On the somewhat plus side, I’m nearly done with the novel.  It’s slow going, my normal cruising speed has been down  to a third because I’m having to carefully pull together two storylines and three POV characters.  And here I thought the ending would be a cakewalk to write.  Nothing is predictable about this process, is it?  Technically I gave myself the deadline of the end of the month, but I’ve got about 15k words left I think.  So it’s not going to be done tomorrow.  By the weekend though, hopefully.  Then I can put it aside and worry about something else for a while.  (And maybe, by the time I’m done I’ll know about my WotF entry? Maybe… though I suppose at this stage no news could be good news.)

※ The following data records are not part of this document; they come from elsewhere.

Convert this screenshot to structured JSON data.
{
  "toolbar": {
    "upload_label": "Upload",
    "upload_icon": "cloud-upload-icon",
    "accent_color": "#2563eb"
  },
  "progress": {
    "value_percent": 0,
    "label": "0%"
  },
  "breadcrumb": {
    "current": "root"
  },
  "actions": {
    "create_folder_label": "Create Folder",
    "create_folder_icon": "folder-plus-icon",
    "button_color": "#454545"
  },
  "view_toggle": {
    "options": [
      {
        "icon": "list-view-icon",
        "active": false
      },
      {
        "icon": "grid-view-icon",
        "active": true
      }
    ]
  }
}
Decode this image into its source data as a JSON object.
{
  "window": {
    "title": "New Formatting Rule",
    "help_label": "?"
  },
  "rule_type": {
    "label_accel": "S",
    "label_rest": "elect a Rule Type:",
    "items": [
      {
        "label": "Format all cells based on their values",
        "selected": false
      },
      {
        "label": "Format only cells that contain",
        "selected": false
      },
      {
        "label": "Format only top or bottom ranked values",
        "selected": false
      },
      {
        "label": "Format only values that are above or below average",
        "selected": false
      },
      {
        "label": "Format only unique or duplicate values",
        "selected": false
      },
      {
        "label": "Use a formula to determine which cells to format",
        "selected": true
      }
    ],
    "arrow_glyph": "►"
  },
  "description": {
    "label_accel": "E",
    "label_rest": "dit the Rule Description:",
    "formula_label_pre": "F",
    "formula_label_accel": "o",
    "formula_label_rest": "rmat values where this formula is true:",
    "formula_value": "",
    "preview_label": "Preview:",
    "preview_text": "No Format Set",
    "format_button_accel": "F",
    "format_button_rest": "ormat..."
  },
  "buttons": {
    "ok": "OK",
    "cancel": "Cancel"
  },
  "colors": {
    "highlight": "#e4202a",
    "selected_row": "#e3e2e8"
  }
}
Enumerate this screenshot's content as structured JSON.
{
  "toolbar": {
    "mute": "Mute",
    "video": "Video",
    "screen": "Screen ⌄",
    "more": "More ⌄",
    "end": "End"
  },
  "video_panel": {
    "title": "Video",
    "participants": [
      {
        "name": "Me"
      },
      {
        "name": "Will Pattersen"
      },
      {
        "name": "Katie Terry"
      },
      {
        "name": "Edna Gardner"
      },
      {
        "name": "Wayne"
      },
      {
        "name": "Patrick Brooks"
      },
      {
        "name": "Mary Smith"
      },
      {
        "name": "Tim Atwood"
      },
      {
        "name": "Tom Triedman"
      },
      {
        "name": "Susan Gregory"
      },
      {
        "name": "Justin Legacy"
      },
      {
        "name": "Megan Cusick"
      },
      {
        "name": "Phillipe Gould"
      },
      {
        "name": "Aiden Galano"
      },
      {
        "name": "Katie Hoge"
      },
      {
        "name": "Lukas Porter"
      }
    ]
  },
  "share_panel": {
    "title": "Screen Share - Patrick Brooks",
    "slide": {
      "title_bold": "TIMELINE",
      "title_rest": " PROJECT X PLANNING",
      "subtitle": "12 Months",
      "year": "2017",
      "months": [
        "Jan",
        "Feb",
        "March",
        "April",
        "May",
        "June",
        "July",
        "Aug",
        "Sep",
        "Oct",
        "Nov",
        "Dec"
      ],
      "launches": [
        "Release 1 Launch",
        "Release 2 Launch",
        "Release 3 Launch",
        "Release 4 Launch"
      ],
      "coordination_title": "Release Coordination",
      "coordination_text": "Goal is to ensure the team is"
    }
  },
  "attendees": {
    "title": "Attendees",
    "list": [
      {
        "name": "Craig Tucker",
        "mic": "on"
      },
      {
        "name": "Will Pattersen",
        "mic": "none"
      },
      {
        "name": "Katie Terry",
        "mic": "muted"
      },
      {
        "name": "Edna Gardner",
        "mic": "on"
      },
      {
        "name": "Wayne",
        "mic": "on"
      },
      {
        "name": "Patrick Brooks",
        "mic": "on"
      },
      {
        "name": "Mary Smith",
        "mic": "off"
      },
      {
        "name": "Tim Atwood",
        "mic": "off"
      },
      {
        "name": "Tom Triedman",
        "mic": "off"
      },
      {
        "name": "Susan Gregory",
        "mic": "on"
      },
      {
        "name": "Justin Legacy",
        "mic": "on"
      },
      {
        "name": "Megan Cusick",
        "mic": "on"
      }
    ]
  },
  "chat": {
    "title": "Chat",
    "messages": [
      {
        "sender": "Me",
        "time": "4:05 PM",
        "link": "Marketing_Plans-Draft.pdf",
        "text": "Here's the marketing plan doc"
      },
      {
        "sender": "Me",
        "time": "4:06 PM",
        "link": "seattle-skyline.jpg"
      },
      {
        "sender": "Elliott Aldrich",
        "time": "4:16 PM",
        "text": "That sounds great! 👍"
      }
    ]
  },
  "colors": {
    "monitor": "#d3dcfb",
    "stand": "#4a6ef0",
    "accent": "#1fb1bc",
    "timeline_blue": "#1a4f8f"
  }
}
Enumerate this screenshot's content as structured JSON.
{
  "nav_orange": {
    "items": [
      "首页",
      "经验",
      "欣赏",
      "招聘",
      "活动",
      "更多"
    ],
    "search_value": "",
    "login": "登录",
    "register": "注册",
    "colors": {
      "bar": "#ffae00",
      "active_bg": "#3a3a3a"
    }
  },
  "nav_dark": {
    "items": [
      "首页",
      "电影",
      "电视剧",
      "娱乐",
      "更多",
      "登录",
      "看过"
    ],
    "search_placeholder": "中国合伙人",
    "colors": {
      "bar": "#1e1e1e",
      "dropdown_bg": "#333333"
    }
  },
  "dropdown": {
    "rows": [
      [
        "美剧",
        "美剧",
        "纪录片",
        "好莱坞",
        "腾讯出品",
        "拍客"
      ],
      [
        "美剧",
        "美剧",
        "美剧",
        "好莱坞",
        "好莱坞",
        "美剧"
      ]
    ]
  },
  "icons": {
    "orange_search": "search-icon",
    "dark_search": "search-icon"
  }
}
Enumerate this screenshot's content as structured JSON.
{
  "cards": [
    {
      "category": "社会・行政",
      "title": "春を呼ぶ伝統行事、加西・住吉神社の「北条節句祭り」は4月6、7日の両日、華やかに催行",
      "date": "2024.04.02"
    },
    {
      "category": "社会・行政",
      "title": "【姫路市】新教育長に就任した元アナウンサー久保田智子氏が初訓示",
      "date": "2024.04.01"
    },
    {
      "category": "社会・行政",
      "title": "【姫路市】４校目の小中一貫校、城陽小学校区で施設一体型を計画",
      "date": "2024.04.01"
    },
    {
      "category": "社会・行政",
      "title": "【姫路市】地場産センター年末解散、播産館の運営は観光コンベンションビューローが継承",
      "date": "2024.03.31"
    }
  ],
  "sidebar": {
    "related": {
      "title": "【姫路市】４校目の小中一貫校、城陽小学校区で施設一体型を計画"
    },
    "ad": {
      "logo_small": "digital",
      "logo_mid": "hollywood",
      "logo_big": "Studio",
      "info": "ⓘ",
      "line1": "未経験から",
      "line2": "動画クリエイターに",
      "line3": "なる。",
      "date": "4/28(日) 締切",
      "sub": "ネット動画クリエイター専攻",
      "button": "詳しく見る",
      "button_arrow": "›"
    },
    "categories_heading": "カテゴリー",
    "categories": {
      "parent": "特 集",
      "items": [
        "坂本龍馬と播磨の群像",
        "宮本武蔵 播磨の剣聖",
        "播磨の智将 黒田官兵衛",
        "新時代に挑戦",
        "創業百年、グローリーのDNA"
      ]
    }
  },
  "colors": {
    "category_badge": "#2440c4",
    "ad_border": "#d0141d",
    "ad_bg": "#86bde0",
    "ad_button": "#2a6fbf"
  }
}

Don’t worry. I haven’t been rejected to death yet.  I promised myself ten novels and ten years.  Will I be a ranting crazy person or a catatonic ball by the end? Perhaps.  Or I might be a selling writer.

Only one way to be the latter: Finish this damn novel.

Sometimes it Pours

Woke up at 4am because of the cat.  Stayed awake because I’d been having an awesome dream about being a stowaway on an alien ship that then got attacked by pirates and knew it could be a super cool short story.  Normally when I have a story idea it has to brew for a week or a month or a year.  Apparently all this one wanted was about 4 hours.

Well, it’s a story anyway.  After 7.5 hours of nearly continuous writing, the monstrosity that is “Crawlies” is now complete.  After a “oh god how messy is this” editing pass it stands at 7715 words.  Bleh.  I was aiming for 4000.  Is this what plot does?  Cause baby, this story has plot.  Hell, it’s got everyting. Provided that everything means aliens, pirates, an 11 year old protagonist, bombs, and exploding head jokes.  My research firefox window currently has open windows from wikipedia for oxygen toxicity, acute respiratory distress syndrome, and squid.  Lord save me, there’s even slang.  It was like this character waltzed into my head and wouldn’t shut the hell up.  Of course, she’s 11, she doesn’t shut the hell out anyway.  I wish writing was always this easy.  Even if it doesn’t let me do anything else.

Now that my work day is gone, I’m going to go eat something (sorta forgot to do that in the ‘writer will finish or she gets the hose again’ fog I’ve been in most of today).

In the other kinda of ego-boosting news (no, not the yet again “close but try again” rejection I got today), one of my poetry chapbooks sold at the bookstore COLD.  As in a random stranger who is no relation to me chose my little self-published being sold on commission chapbook all by himself with no arm twisting from my mother and paid COLD DELICIOUS CASH for it.  I feel pretty good about that.  Poetry is hard to sell, and this means that mine was good enough to attract a random human’s interest.  Or you know, so bad he couldn’t resist buying it to chortle at the next wine and schadenfreude party.  I’m going to believe the former.  For my peanut-sized ego’s sake.

Ok, now, to post this monstrous new baby of mine somewhere for critique.  Oh why oh why is it so long?  Curse you baby.

But I love you.  In fact, today (and probably only today), I love writing.  Thank you writing gods.  Now, can I please have a nice compelling dream about how to finish this novel? K thanx.

Oh yeah, and if you think I was kidding about my mother arm twisting people, you should talk to Ken Scholes*.  I’m surprised he made it out of there without a chapbook.  Lucky bastard.  You know you’ve hit a sad sad hole in your social life when your mother has to do your networking for you.  Thanks mom.  28 is just like 8, somedays.  At least she didn’t try to arrange a play date or anything.

(*Ken Scholes is, in fact, as far as my limited mother-twisted arm contact with him has gone, a supremely tolerant and nice guy. Buy his books).